While it's not entirely known why people with dementia experience sundowning, several things could contribute to the agitation, including:
Being aware of what triggers sundowning in your loved one can help you avoid those triggers or give you areas to focus on. Listening to what your loved one says when they experience sundowning could give you clues about what's triggering the response.
Since being overly tired can contribute to sundowning, working on your loved one's sleep schedule could help. Create a daily routine that allows them to go to bed and wake up around the same time each day. Plan a set of soothing activities leading up to bedtime that keep them calm and help them prepare for sleep. This might include calming music, a relaxing bath or aromatherapy with lavender essential oil. Test different options to find a routine that works well for you.
Along with a structured sleep routine, look for things to remove that could interfere with sleep. For example, your loved one's diet can have an impact on rest. Food and drinks with caffeine may make it difficult for them to sleep, especially if they consume caffeine later in the day. Alcohol can also amplify confusion and interfere with slumber.

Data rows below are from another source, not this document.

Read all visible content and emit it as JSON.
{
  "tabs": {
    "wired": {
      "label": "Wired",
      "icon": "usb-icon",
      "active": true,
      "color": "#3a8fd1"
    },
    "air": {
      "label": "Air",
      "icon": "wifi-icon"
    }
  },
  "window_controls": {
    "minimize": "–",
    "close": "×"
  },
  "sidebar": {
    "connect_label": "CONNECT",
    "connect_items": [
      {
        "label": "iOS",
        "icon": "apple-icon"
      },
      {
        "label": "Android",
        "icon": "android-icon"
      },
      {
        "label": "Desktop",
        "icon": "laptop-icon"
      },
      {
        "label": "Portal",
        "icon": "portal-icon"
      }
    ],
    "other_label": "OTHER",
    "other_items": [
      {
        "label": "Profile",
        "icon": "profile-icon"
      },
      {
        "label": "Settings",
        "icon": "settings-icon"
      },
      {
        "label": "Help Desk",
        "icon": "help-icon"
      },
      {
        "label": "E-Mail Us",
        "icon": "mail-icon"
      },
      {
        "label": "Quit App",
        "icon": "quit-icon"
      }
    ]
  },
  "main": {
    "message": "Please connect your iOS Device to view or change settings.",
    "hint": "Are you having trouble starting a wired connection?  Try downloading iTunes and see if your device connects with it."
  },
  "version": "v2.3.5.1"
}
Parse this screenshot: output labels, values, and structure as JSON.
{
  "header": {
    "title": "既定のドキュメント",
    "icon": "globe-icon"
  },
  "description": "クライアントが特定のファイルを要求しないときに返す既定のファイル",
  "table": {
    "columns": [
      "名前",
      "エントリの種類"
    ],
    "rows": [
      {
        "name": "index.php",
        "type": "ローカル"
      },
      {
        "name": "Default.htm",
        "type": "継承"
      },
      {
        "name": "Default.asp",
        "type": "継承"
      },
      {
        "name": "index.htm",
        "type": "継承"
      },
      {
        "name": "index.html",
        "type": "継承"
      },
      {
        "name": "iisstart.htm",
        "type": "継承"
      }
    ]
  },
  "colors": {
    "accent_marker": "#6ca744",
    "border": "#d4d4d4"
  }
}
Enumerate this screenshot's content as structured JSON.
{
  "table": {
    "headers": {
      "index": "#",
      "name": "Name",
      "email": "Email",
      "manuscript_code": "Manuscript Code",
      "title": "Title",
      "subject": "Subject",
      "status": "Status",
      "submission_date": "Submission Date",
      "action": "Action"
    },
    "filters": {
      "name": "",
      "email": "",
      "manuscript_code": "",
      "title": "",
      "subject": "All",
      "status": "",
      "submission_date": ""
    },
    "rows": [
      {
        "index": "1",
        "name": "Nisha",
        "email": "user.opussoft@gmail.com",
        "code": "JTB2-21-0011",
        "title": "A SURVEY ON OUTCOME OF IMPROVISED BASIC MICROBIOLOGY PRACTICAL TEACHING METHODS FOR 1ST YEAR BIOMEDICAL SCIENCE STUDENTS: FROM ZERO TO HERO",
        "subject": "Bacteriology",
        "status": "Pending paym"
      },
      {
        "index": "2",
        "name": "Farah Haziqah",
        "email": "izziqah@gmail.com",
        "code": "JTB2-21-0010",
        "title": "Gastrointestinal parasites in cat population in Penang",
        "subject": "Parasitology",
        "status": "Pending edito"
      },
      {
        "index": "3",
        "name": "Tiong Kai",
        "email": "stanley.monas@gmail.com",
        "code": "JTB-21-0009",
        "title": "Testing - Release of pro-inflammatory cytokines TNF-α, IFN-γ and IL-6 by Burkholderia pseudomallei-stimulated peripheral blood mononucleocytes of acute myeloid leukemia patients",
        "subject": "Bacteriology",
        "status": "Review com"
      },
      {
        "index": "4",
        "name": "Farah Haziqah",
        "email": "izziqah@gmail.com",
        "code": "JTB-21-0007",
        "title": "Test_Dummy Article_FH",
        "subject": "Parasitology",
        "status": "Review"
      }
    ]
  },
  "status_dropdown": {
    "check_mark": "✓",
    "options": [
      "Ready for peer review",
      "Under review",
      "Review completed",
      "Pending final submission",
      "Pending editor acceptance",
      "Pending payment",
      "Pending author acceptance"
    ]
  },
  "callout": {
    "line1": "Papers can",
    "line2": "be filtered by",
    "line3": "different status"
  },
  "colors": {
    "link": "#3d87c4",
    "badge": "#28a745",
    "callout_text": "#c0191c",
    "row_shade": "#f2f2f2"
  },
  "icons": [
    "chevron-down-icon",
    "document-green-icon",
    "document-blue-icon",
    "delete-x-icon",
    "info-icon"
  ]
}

How you spend your day can also affect sleep patterns. Resting throughout the day can prevent your loved one from becoming overly tired. Be careful with napping, though. Taking long naps during the day might make it more difficult for your loved one to fall asleep at night. Stimulating activities, such as exercise, close to bedtime could also make it more difficult to doze off.
Having structure and routine can be beneficial for people with dementia. It creates a sense of familiarity and can reduce confusion and anxiety. Create regular routines that work well for your loved one. Keep in mind that planning too many activities could contribute to sundowning. Excessive activity can leave your loved one exhausted and overstimulated, potentially leading to sundowning. Plan activities strategically to prevent them from becoming overwhelmed.
Exposure to sunlight during the day can help improve sleep and wake cycles. If your loved one's internal clock is off-track, getting lots of sunlight during the day might help. Spend time outdoors or go for a walk each day. If going outside isn't an option, set up a spot near a window where your loved one can spend time each day. Open window coverings to let in lots of natural light.
A calm environment with relaxed evening activities may help your loved one avoid sundowning behaviors. Minimize noise and activity around the person with dementia. You might limit visitors in the evening to help them relax and avoid too much stimulation. Plan louder, more engaging activities for earlier in the day when your loved one is more alert and choose calmer evening activities, such as doing puzzles and reading.
For some people with dementia, dim evening lighting can amplify sundowning. If the lighting creates lots of shadows, it can add to their confusion. Use supplemental lighting at night to minimize shadows. Keeping the light soft yet effective at chasing away the shadows can help create a soothing environment.
Sometimes sundowning happens even when you take precautions. Knowing how to respond can help calm the situation and avoid extra frustration. Redirecting your loved one is often an effective tactic. This can be as simple as going for a walk, listening to their favorite music or turning on a TV show they enjoy. Think about activities they enjoy or actions that soothe and calm them, such as having their hair brushed, folding clothes or fidgeting with a small object.
It's easy to feel overwhelmed when caring for someone with dementia. Sundowning can worsen if the person picks up on frustration or anxiety from other people. Keeping yourself calm can prevent this effect. A quiet, soothing voice can also help calm your loved one. Validate their feelings and use gentle touch, like holding their hand to help them feel safe.
When you've tried everything and nothing works, consider talking to your loved one's doctor. They might offer medication options to improve sleep or have other suggestions to minimize sundowning.
If sundowning becomes too much for you to handle, you might consider memory care for your loved one. Autumn View Gardens provides faith-based memory care with individualized care in a stimulating environment. Our compassionate caregivers work hard to create a positive, familiar environment to help your loved one thrive.
*Please don't remove this section it is working with 3 TalkFurther buttons on live url